- [REQUIREMENT] Among the entries below, tally each line containing "value"; respond with the total only.

Dataset items
+ + + + + + +

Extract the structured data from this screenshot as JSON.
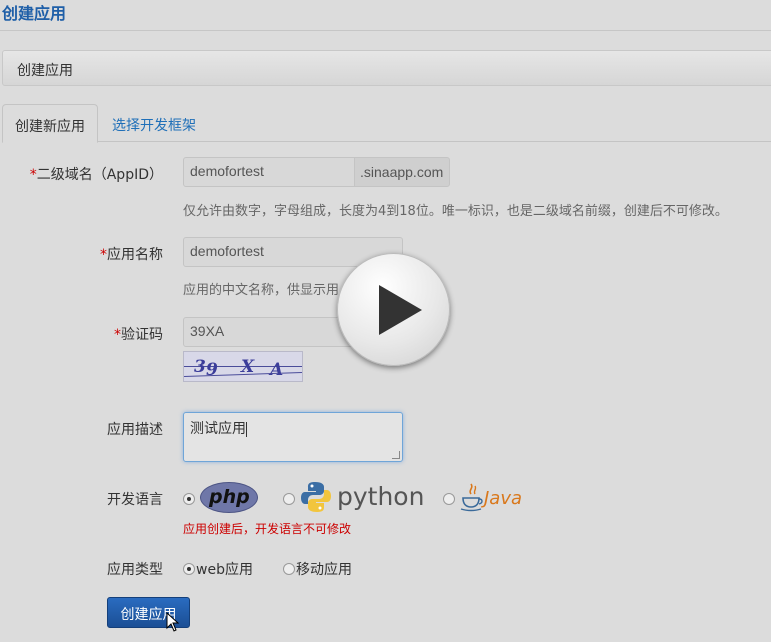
{
  "page": {
    "title": "创建应用"
  },
  "breadcrumb": {
    "label": "创建应用"
  },
  "tabs": [
    {
      "label": "创建新应用",
      "active": true
    },
    {
      "label": "选择开发框架",
      "active": false
    }
  ],
  "form": {
    "appid": {
      "required_mark": "*",
      "label": "二级域名（AppID）",
      "value": "demofortest",
      "suffix": ".sinaapp.com",
      "help": "仅允许由数字，字母组成，长度为4到18位。唯一标识，也是二级域名前缀，创建后不可修改。"
    },
    "app_name": {
      "required_mark": "*",
      "label": "应用名称",
      "value": "demofortest",
      "help": "应用的中文名称，供显示用"
    },
    "captcha": {
      "required_mark": "*",
      "label": "验证码",
      "value": "39XA",
      "image_chars": [
        "3",
        "9",
        "X",
        "A"
      ]
    },
    "description": {
      "label": "应用描述",
      "value": "测试应用"
    },
    "language": {
      "label": "开发语言",
      "options": [
        {
          "name": "php",
          "icon": "php-logo",
          "selected": true
        },
        {
          "name": "python",
          "icon": "python-logo",
          "selected": false
        },
        {
          "name": "Java",
          "icon": "java-logo",
          "selected": false
        }
      ],
      "warning": "应用创建后，开发语言不可修改"
    },
    "app_type": {
      "label": "应用类型",
      "options": [
        {
          "label": "web应用",
          "selected": true
        },
        {
          "label": "移动应用",
          "selected": false
        }
      ]
    },
    "submit_label": "创建应用"
  },
  "overlay": {
    "icon": "play-icon"
  },
  "colors": {
    "title_blue": "#1f5fa8",
    "link_blue": "#1f6fb8",
    "required_red": "#cc0000",
    "button_blue": "#1b4f95",
    "java_orange": "#d9781c"
  }
}
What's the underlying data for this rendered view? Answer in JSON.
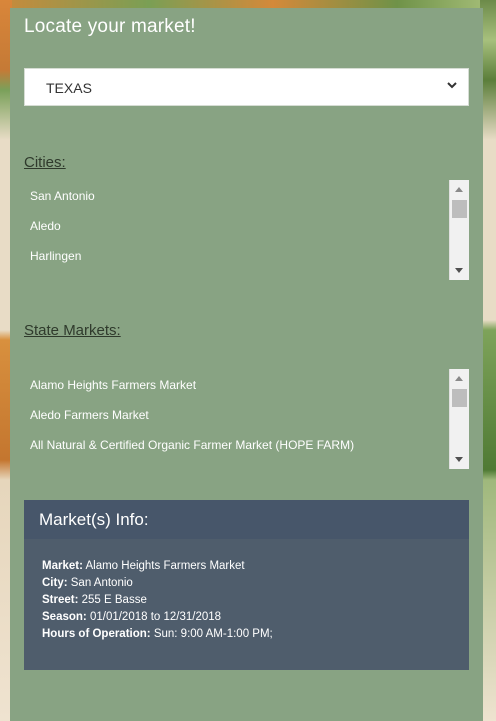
{
  "title": "Locate your market!",
  "state_select": {
    "value": "TEXAS"
  },
  "cities": {
    "label": "Cities:",
    "items": [
      "San Antonio",
      "Aledo",
      "Harlingen"
    ]
  },
  "state_markets": {
    "label": "State Markets:",
    "items": [
      "Alamo Heights Farmers Market",
      "Aledo Farmers Market",
      "All Natural & Certified Organic Farmer Market (HOPE FARM)"
    ]
  },
  "market_info": {
    "title": "Market(s) Info:",
    "market_label": "Market:",
    "market": "Alamo Heights Farmers Market",
    "city_label": "City:",
    "city": "San Antonio",
    "street_label": "Street:",
    "street": "255 E Basse",
    "season_label": "Season:",
    "season": "01/01/2018 to 12/31/2018",
    "hours_label": "Hours of Operation:",
    "hours": "Sun: 9:00 AM-1:00 PM;"
  },
  "colors": {
    "panel": "#88a383",
    "info_card": "#4f5d6c",
    "info_header": "#47566a"
  },
  "icons": [
    "chevron-down-icon",
    "scroll-up-arrow-icon",
    "scroll-down-arrow-icon"
  ]
}
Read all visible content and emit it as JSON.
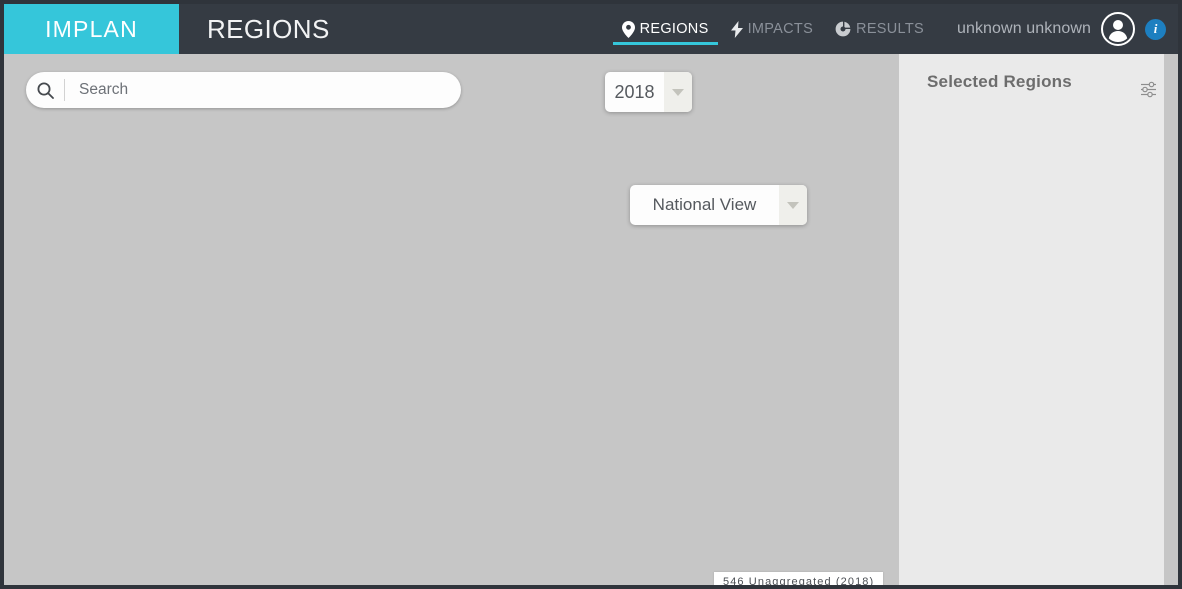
{
  "header": {
    "logo_text": "IMPLAN",
    "app_title": "REGIONS",
    "nav": [
      {
        "label": "REGIONS",
        "icon": "map-pin-icon",
        "active": true
      },
      {
        "label": "IMPACTS",
        "icon": "lightning-bolt-icon",
        "active": false
      },
      {
        "label": "RESULTS",
        "icon": "pie-chart-icon",
        "active": false
      }
    ],
    "user_name": "unknown unknown",
    "avatar_icon": "user-avatar-icon",
    "info_label": "i"
  },
  "map": {
    "search": {
      "placeholder": "Search",
      "value": "",
      "icon": "search-icon"
    },
    "year_dropdown": {
      "value": "2018",
      "icon": "chevron-down-icon"
    },
    "view_dropdown": {
      "value": "National View",
      "icon": "chevron-down-icon"
    },
    "status_badge": "546 Unaggregated (2018)"
  },
  "sidebar": {
    "title": "Selected Regions",
    "settings_icon": "sliders-icon",
    "items": []
  },
  "colors": {
    "brand_teal": "#35c6da",
    "header_dark": "#353b43",
    "map_grey": "#c6c6c6",
    "sidebar_grey": "#eaeaea",
    "info_blue": "#1d7fc0"
  }
}
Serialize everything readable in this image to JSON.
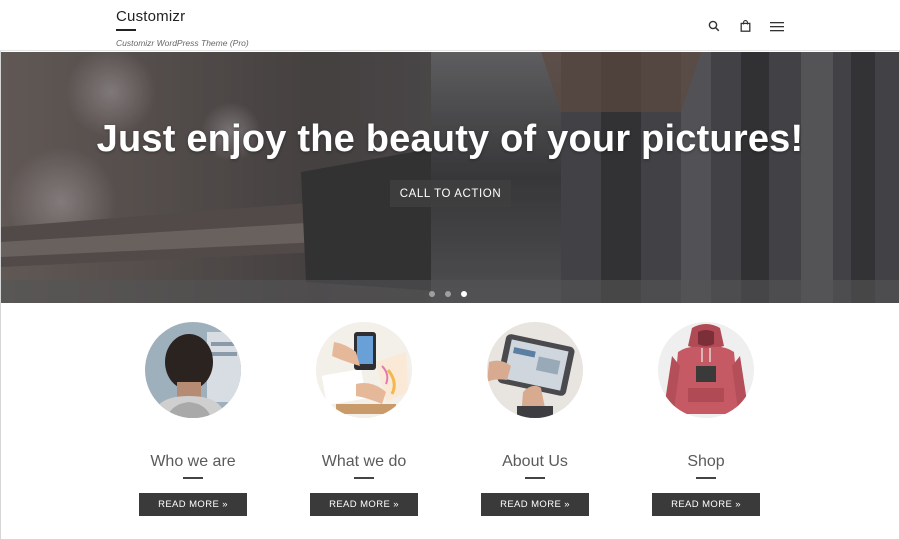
{
  "header": {
    "site_title": "Customizr",
    "tagline": "Customizr WordPress Theme (Pro)",
    "icons": [
      "search-icon",
      "shopping-bag-icon",
      "hamburger-menu-icon"
    ]
  },
  "hero": {
    "heading": "Just enjoy the beauty of your pictures!",
    "cta_label": "CALL TO ACTION",
    "slides": 3,
    "active_slide": 3
  },
  "features": [
    {
      "title": "Who we are",
      "button": "READ MORE »",
      "image": "man-at-computer-photo"
    },
    {
      "title": "What we do",
      "button": "READ MORE »",
      "image": "hands-with-phone-and-sketches-photo"
    },
    {
      "title": "About Us",
      "button": "READ MORE »",
      "image": "hands-on-tablet-photo"
    },
    {
      "title": "Shop",
      "button": "READ MORE »",
      "image": "pink-hoodie-photo"
    }
  ],
  "colors": {
    "button_bg": "#3a3a3a",
    "hero_text": "#ffffff",
    "title_text": "#5a5a5a"
  }
}
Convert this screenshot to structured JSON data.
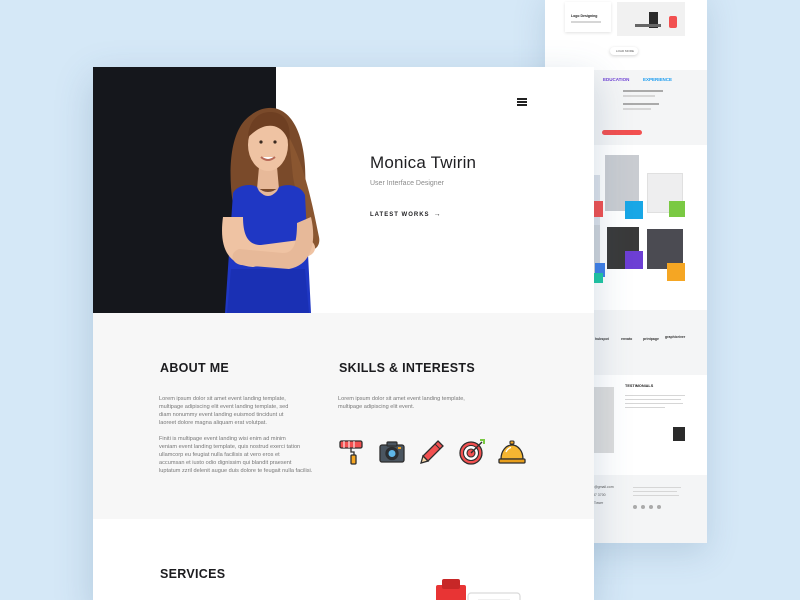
{
  "hero": {
    "name": "Monica Twirin",
    "role": "User Interface Designer",
    "cta_label": "LATEST WORKS",
    "menu_icon": "hamburger-menu-icon"
  },
  "about": {
    "title": "ABOUT ME",
    "para1": [
      "Lorem ipsum dolor sit amet event landing template,",
      "multipage adipiscing elit event landing template, sed",
      "diam nonummy event landing euismod tincidunt ut",
      "laoreet dolore magna aliquam erat volutpat."
    ],
    "para2": [
      "Finiti is multipage event landing wisi enim ad minim",
      "veniam event landing template, quis nostrud exerci tation",
      "ullamcorp eu feugiat nulla facilisis at vero eros et",
      "accumsan et iusto odio dignissim qui blandit praesent",
      "luptatum zzril delenit augue duis dolore te feugait nulla facilisi."
    ]
  },
  "skills": {
    "title": "SKILLS & INTERESTS",
    "para": [
      "Lorem ipsum dolor sit amet event landing template,",
      "multipage adipiscing elit event."
    ],
    "icons": [
      "paint-roller-icon",
      "camera-icon",
      "pencil-icon",
      "target-icon",
      "service-bell-icon"
    ]
  },
  "services": {
    "title": "SERVICES"
  },
  "back_page": {
    "blog_label": "Logo Designing",
    "load_more": "LOAD MORE",
    "tabs": [
      "EDUCATION",
      "EXPERIENCE"
    ],
    "brands": [
      "hubspot",
      "envato",
      "printpage",
      "graphicriver"
    ],
    "testimonials_title": "TESTIMONIALS",
    "email_fragment": "ro@gmail.com",
    "phone_fragment": "237 3700",
    "address_fragment": "n Tower"
  },
  "colors": {
    "accent_blue": "#1a9cf0",
    "accent_purple": "#6d3fd4",
    "accent_red": "#f25050",
    "hero_dark": "#15171c",
    "shirt_blue": "#1f37c4",
    "tile_colors": [
      "#f25050",
      "#19a7e6",
      "#7ac943",
      "#3f7fe8",
      "#6d3fd4",
      "#f5a623",
      "#1fc8a3"
    ]
  }
}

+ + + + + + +

- [ANSWER SECTION] 8